The news from Town of Slave Lake economic development officer Leah Jones last week seemed pretty good.
“There is business interest in Slave Lake and region,” she told town council at its Feb. 9 meeting.
Jones was presenting the first of what are to be quarterly reports for council on the topic. This one included information under the headings ‘Reconnaissance, Readiness, Business Activity and Partnerships/Networking.’
On the reconnaissance front, Jones said the response to the town’s business survey had been very good, at 36 per cent. That’s way higher than the average for such things, she said, and it’s even more gratifying because it wasn’t a simple set of questions.
“We took a deep dive into the micro-economy of Slave Lake,” she said.
Another survey is coming right up – this one on transportation.
“The purpose is to understand the flow of goods,” Jones said.
Under the ‘readiness’ heading, Jones said work progresses on websites, investor materials, a tourism marketing plan and a revitalization project for the downtown area of Slave Lake.
Where ‘business activity’ is concerned, Jones told council the town issued 15 licences to new businesses in the fourth quarter of 2020 and 11 in January alone.
As for development permits, it was 14 in Q4 of 2020 and 15 in January 2021. Inquiries from businesses about doing business in Slave Lake were 14 in Q4 of last year and six in January.
At that news, councillor Brice Ferguson asked Jones if it’s a trend, or perhaps just an anomaly.
“It’s a snapshot,” she said, adding it was too little information to declare it a trend. “But it looks very positive.”
Finally, Jones said various partnerships are being investigated and networking options explored.
Commenting on the situation, mayor Tyler Warman said, “It’s nice to know things are happening. We’ve got meetings set up with some of these companies interested in our area.”
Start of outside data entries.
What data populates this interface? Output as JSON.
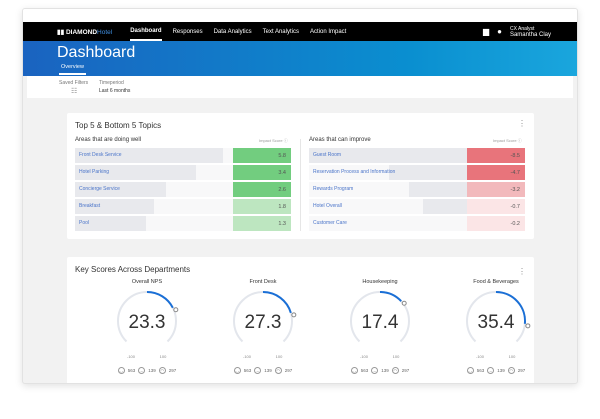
{
  "nav": {
    "brand_bold": "DIAMOND",
    "brand_light": "Hotel",
    "items": [
      "Dashboard",
      "Responses",
      "Data Analytics",
      "Text Analytics",
      "Action Impact"
    ],
    "active": "Dashboard",
    "user_role": "CX Analyst",
    "user_name": "Samantha Clay",
    "icons": [
      "document-icon",
      "user-icon"
    ]
  },
  "header": {
    "title": "Dashboard",
    "tab": "Overview"
  },
  "filters": {
    "saved_label": "Saved Filters",
    "timeperiod_label": "Timeperiod",
    "timeperiod_value": "Last 6 months"
  },
  "topics": {
    "title": "Top 5 & Bottom 5 Topics",
    "impact_label": "Impact Score",
    "good": {
      "title": "Areas that are doing well",
      "items": [
        {
          "label": "Front Desk Service",
          "score": "5.8",
          "color": "#72cd7f"
        },
        {
          "label": "Hotel Parking",
          "score": "3.4",
          "color": "#72cd7f"
        },
        {
          "label": "Concierge Service",
          "score": "2.6",
          "color": "#72cd7f"
        },
        {
          "label": "Breakfast",
          "score": "1.8",
          "color": "#bde6c0"
        },
        {
          "label": "Pool",
          "score": "1.3",
          "color": "#bde6c0"
        }
      ]
    },
    "bad": {
      "title": "Areas that can improve",
      "items": [
        {
          "label": "Guest Room",
          "score": "-8.5",
          "color": "#e8747b"
        },
        {
          "label": "Reservation Process and Information",
          "score": "-4.7",
          "color": "#e8747b"
        },
        {
          "label": "Rewards Program",
          "score": "-3.2",
          "color": "#f2b9bc"
        },
        {
          "label": "Hotel Overall",
          "score": "-0.7",
          "color": "#fbe5e6"
        },
        {
          "label": "Customer Care",
          "score": "-0.2",
          "color": "#fbe5e6"
        }
      ]
    }
  },
  "scores": {
    "title": "Key Scores Across Departments",
    "min_label": "-100",
    "max_label": "100",
    "accent": "#1a6fd6",
    "gauges": [
      {
        "name": "Overall NPS",
        "value": "23.3",
        "promoters": "563",
        "passives": "139",
        "detractors": "297"
      },
      {
        "name": "Front Desk",
        "value": "27.3",
        "promoters": "563",
        "passives": "139",
        "detractors": "297"
      },
      {
        "name": "Housekeeping",
        "value": "17.4",
        "promoters": "563",
        "passives": "139",
        "detractors": "297"
      },
      {
        "name": "Food & Beverages",
        "value": "35.4",
        "promoters": "563",
        "passives": "139",
        "detractors": "297"
      }
    ]
  }
}
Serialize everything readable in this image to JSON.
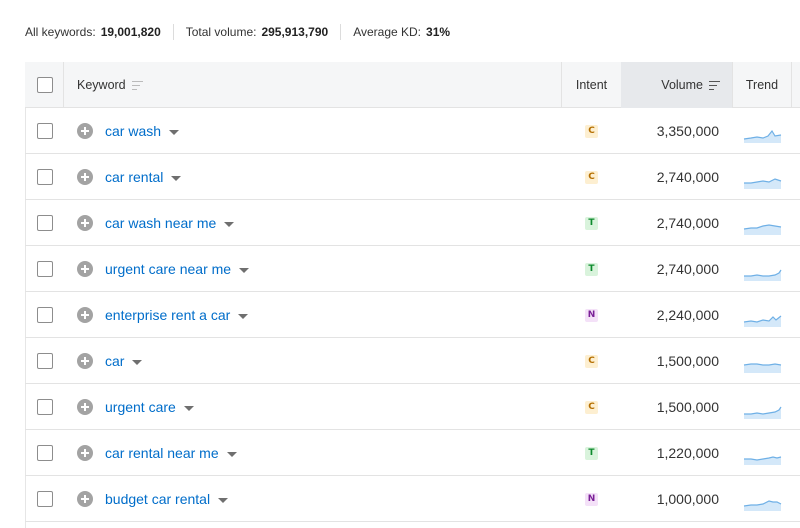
{
  "summary": {
    "all_keywords_label": "All keywords:",
    "all_keywords_value": "19,001,820",
    "total_volume_label": "Total volume:",
    "total_volume_value": "295,913,790",
    "avg_kd_label": "Average KD:",
    "avg_kd_value": "31%"
  },
  "columns": {
    "keyword": "Keyword",
    "intent": "Intent",
    "volume": "Volume",
    "trend": "Trend"
  },
  "intent_colors": {
    "C": {
      "bg": "#fdefd1",
      "fg": "#b56f00"
    },
    "T": {
      "bg": "#d9f3dc",
      "fg": "#0d8a2d"
    },
    "N": {
      "bg": "#f4e1f8",
      "fg": "#7a1f97"
    }
  },
  "trend_color": "#6fb0e6",
  "rows": [
    {
      "keyword": "car wash",
      "intent": "C",
      "volume": "3,350,000",
      "trend_icon": "sparkline"
    },
    {
      "keyword": "car rental",
      "intent": "C",
      "volume": "2,740,000",
      "trend_icon": "sparkline"
    },
    {
      "keyword": "car wash near me",
      "intent": "T",
      "volume": "2,740,000",
      "trend_icon": "sparkline"
    },
    {
      "keyword": "urgent care near me",
      "intent": "T",
      "volume": "2,740,000",
      "trend_icon": "sparkline"
    },
    {
      "keyword": "enterprise rent a car",
      "intent": "N",
      "volume": "2,240,000",
      "trend_icon": "sparkline"
    },
    {
      "keyword": "car",
      "intent": "C",
      "volume": "1,500,000",
      "trend_icon": "sparkline"
    },
    {
      "keyword": "urgent care",
      "intent": "C",
      "volume": "1,500,000",
      "trend_icon": "sparkline"
    },
    {
      "keyword": "car rental near me",
      "intent": "T",
      "volume": "1,220,000",
      "trend_icon": "sparkline"
    },
    {
      "keyword": "budget car rental",
      "intent": "N",
      "volume": "1,000,000",
      "trend_icon": "sparkline"
    }
  ]
}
Warman said he couldn’t share details at the moment, “but I can say Slave Lake is not a bad place to do business.”